However, in case you are moving to new host; you have to make a backup of all the files from FTP server and Database server. Most of the hosting providers don’t provide the remote access to the Database servers, so if you want to download database files, its little tough job. But if you are using any open source software like WordPress or Joomla running at backend of your site, you can help yourself with the plug-ins or built-in function. In case you are using WordPress for your site, you can have your backup within minutes, depending on the size of database. Just go to tools>export section and download the file for reference and this file will help you on fresh copy of WordPress installed on new server.
If you need to, make a small note file with notepad with memos for you to remember the old server configurations. This will help you as you make changes on your new host server and save the confusion moving back and forth between hosts.
If server logs are especially important, remember to backup those too. There is no good way of moving logs yet because different hosts may log statistics differently. So the best thing to do is to download it and use a log analyzer on your computer to make references to later on.
Gather Odds & Ends
- A Good FTP program which you should have by now
- Get your new host server’s DNS
- It’s also helpful to have a script that tells you the server environments installed on your new host rver for quick references.
- Get the temporary URL on your new host so you can check your site before you make a DNS change.
- If you have your host control the domain inform them not to change your DNS until you tell them to.
- If you run scripts:
- Get a copy of the original installation guide and the script. Sometimes after moving the scripts just do not work right so you might need to install the script from scratch.
- Get a list of all the server paths such as Perl, Sendmail and home directory on your new server.
- If your script needs special server modules or programs ensure they are installed and where. Even though these might be covered before you ordered the account with the host but sometimes your host has removed it or hasn’t installed it yet.
Notify your Audience

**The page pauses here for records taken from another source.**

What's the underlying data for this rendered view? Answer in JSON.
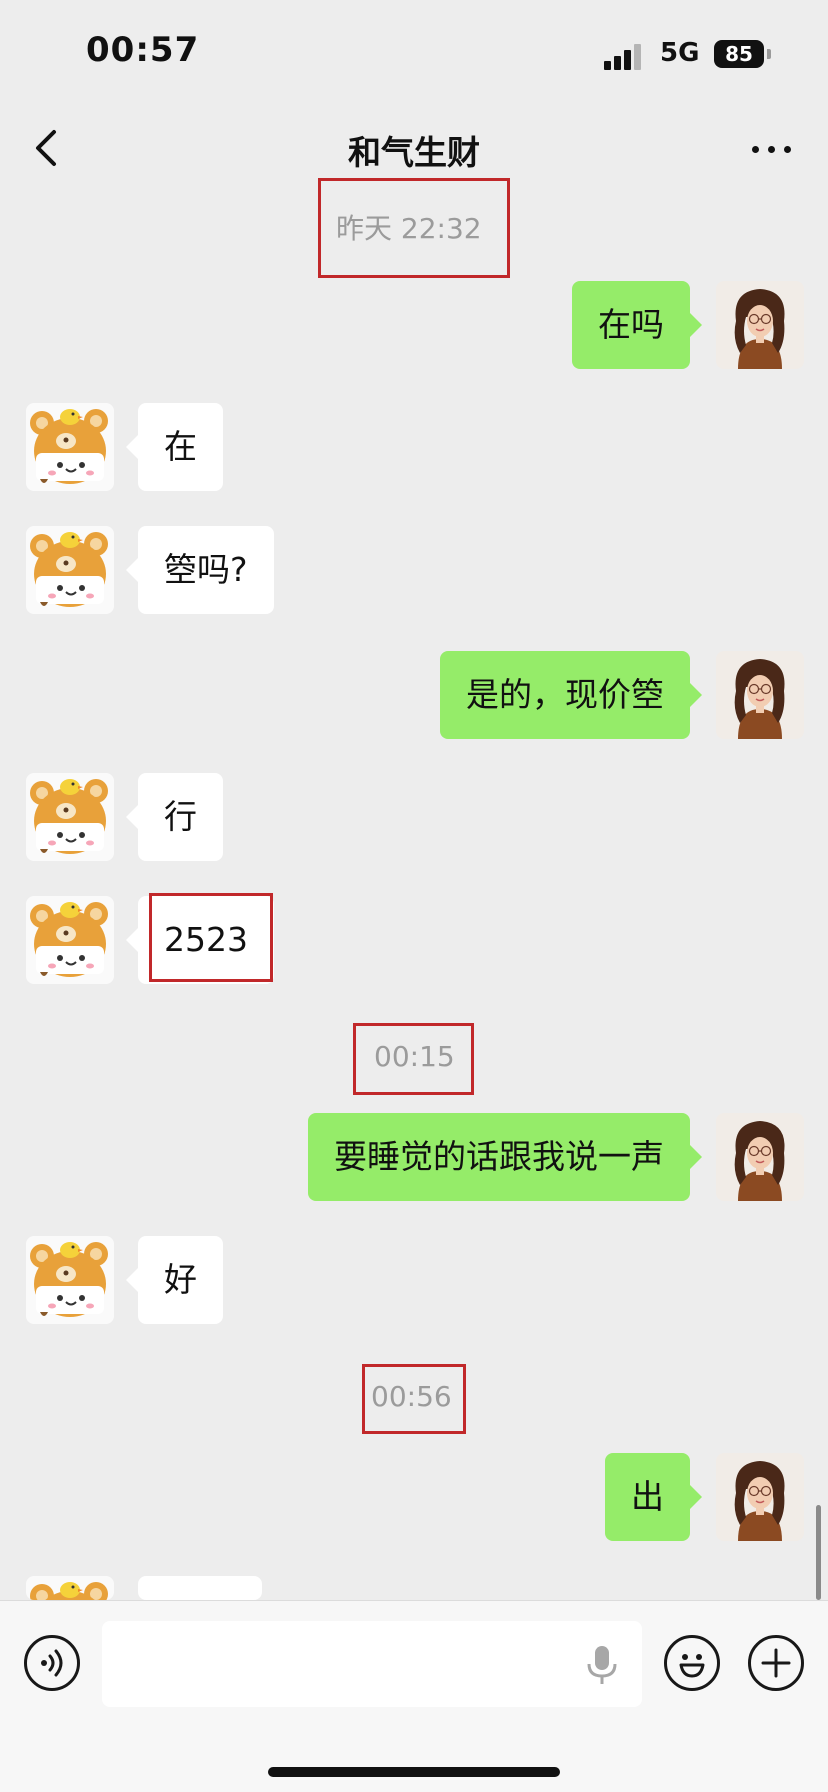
{
  "status_bar": {
    "time": "00:57",
    "network": "5G",
    "battery": "85"
  },
  "nav": {
    "title": "和气生财",
    "back_icon": "chevron-left-icon",
    "more_icon": "more-dots-icon"
  },
  "messages": {
    "ts1": "昨天 22:32",
    "m1": "在吗",
    "m2": "在",
    "m3": "箜吗?",
    "m4": "是的，现价箜",
    "m5": "行",
    "m6": "2523",
    "ts2": "00:15",
    "m7": "要睡觉的话跟我说一声",
    "m8": "好",
    "ts3": "00:56",
    "m9": "出"
  },
  "input_bar": {
    "voice_icon": "voice-icon",
    "mic_icon": "mic-icon",
    "emoji_icon": "emoji-icon",
    "plus_icon": "plus-icon",
    "placeholder": ""
  },
  "colors": {
    "background": "#ededed",
    "outgoing_bubble": "#95ec69",
    "incoming_bubble": "#ffffff",
    "highlight_box": "#c1282a",
    "timestamp": "#9b9b9b"
  }
}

Notifying your audience is the best thing which you can do preserve your site respect. Place a sticky post or drop an email to the subscribers to notify them about possible downtime or bouncing back. You can utilize your social media accounts as well to notify your audience about server migration.
When should you migrate?
Deciding a right time for making the final step is pretty harsh. The best thing is, you go through your recent traffic log and highlight the days and timings in which you had lesser traffic. Remember, the more your site stays down, the more and more traffic you lose from spiders and social networks. Take a DNS changing step during highlighted time period.
Change the DNS
Once you’re satisfied, change your DNS over. You can announce your registrar to change your DNS information, or if you can change it yourself, go ahead and do it. Point the new server to the domain name, by inputting IP addresses for your DNS primary servers (NS1 & NS2)
The propagation of the new DNS settings can take from 15 minutes to 24 hours. It means a few users will see right away the website from your new web server, but most people will take up to 1 day to see the new changes. For this transfer, you need then to ask your old web hosting provider to suspend your account and stop payment, 72 hours after the DNS switch.
After you’ve moved and the DNS resolved, do not release the old account yet. Keep it as long as two weeks running concurrently. Go back and check the old servers for activity. Check your old email account and if you have a web based contact method on the old server check to see if any communication is left there. Once you’re comfortable all email and traffic is correctly directed to the new host server, you can cancel that account.
Final step would be to update the e-mail client you are using to match the new POP3 and SMTP settings. You have successfully changed your web hosting provider. Good luck with the new one!